– U.S. Navy Rear Admiral M.E. Murphy in The History of Guantanamo Bay, 1953
When Marion Emerson Murphy wrote these words he was a high ranking officer stationed on the U.S. Navy base in Guantánamo Bay, and had set out to write an “authoritative history” of the site from the arrival of Columbus to the “modern times” of 1953. The History of Guantanamo Bay remains an important document on inter-American relations during the Cold War period for its vivid––often idealized––portrayals of life on the base, and for its paternalistic representations of Cuban history as hopelessly dependent on American intervention.
Murphy tells a story of Guantánamo that ignores Cuban struggles to realize political and economic agency, preferring to portray U.S. sailors and military officials as courageous protagonists who commandeer history. More nuanced representations of Guantánamo––such as historian Jonathan M. Hansen’s insightful book, Guantánamo: An American History––integrate previously under-represented voices from across the Caribbean and document the gritty realities of living on the base before the communist revolution.

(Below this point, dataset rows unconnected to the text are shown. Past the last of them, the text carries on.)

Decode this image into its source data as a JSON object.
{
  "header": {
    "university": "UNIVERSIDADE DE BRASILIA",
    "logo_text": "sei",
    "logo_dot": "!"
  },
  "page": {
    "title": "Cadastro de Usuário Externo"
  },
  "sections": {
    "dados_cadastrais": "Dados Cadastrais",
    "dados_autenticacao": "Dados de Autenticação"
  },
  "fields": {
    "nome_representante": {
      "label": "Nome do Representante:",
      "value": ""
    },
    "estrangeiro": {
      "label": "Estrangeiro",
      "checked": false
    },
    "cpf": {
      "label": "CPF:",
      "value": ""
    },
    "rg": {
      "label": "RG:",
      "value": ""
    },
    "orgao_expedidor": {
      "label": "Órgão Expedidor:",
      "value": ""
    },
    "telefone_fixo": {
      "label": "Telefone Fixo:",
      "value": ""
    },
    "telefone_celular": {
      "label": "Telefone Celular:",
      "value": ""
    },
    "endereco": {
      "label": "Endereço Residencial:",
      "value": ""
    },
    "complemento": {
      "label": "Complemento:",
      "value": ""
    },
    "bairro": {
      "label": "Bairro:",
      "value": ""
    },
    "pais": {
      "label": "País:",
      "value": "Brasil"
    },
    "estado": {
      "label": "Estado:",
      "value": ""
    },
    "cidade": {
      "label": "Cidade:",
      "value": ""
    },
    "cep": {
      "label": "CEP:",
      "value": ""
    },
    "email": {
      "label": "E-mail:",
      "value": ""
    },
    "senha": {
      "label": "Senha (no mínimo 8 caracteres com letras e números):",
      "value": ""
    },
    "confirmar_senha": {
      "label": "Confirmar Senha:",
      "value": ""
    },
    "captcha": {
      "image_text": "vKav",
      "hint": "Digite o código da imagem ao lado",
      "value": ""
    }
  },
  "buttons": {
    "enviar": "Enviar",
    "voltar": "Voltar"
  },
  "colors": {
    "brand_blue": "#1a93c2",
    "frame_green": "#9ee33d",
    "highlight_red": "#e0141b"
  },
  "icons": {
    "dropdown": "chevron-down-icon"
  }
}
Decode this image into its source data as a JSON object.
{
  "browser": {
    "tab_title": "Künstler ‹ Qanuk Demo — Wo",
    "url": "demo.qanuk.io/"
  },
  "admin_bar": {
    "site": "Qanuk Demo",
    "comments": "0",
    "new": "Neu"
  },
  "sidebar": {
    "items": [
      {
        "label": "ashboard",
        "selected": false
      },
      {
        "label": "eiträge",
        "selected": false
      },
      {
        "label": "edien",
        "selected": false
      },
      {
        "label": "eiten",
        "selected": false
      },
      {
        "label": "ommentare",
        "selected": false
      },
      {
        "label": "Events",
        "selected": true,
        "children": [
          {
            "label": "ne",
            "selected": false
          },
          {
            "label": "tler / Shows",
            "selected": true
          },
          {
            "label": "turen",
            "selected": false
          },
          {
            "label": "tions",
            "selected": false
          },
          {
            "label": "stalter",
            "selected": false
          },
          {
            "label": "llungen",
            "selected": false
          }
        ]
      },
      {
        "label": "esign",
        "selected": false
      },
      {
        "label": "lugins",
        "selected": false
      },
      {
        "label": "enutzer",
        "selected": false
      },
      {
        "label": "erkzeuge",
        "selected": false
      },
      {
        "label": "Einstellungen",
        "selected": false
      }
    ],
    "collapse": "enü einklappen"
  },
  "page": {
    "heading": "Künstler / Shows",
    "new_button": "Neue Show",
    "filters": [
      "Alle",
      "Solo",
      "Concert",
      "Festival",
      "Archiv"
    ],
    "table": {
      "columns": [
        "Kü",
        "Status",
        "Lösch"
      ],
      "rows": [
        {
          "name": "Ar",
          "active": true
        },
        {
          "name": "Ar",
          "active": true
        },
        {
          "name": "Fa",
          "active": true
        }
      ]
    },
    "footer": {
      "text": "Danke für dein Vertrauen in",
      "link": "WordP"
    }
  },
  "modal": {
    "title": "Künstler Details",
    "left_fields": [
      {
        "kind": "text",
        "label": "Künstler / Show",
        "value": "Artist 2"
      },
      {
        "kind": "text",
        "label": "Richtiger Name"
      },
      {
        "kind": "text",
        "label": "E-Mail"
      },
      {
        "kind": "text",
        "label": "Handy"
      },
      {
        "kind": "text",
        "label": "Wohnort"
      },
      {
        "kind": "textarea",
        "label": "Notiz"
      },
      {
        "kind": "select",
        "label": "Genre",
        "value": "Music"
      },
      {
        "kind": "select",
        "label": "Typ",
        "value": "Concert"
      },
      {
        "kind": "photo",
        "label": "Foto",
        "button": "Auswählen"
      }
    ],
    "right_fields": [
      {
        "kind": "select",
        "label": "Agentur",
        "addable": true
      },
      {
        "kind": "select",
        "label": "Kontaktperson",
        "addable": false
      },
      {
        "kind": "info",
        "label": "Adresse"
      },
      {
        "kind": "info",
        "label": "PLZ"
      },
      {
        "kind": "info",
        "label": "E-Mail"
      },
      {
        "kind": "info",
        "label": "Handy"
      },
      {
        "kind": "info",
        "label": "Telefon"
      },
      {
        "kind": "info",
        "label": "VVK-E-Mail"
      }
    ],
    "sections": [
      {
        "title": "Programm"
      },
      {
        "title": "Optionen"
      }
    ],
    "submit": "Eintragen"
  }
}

While Hansen examines the base at Guantánamo from its establishment in 1903 to its present use in the War on Terror, his history is particularly compelling from the 1920s to the early 1950s––when the booze-soaked outpost was filled with lascivious young sailors, many of whom pursued prostitutes in nearby towns and transmitted venereal diseases. The reader is also confronted with convincing evidence on Guantánamo’s strategic importance for Washington in its conflict with Havana and Moscow during the Cold War and in its ongoing political project to fortify global hegemony.
That M.E. Murphy’s work is the only history the public affairs staff of the Guantánamo Bay Naval Station will disseminate on the base’s official webpage reflects more than an affinity for jejune navy mythology, it demonstrates that U.S. paternalism and exceptionalism are as resilient as ever.
Nathaniel Rojas is a researcher for the Guantánamo Public Memory Project.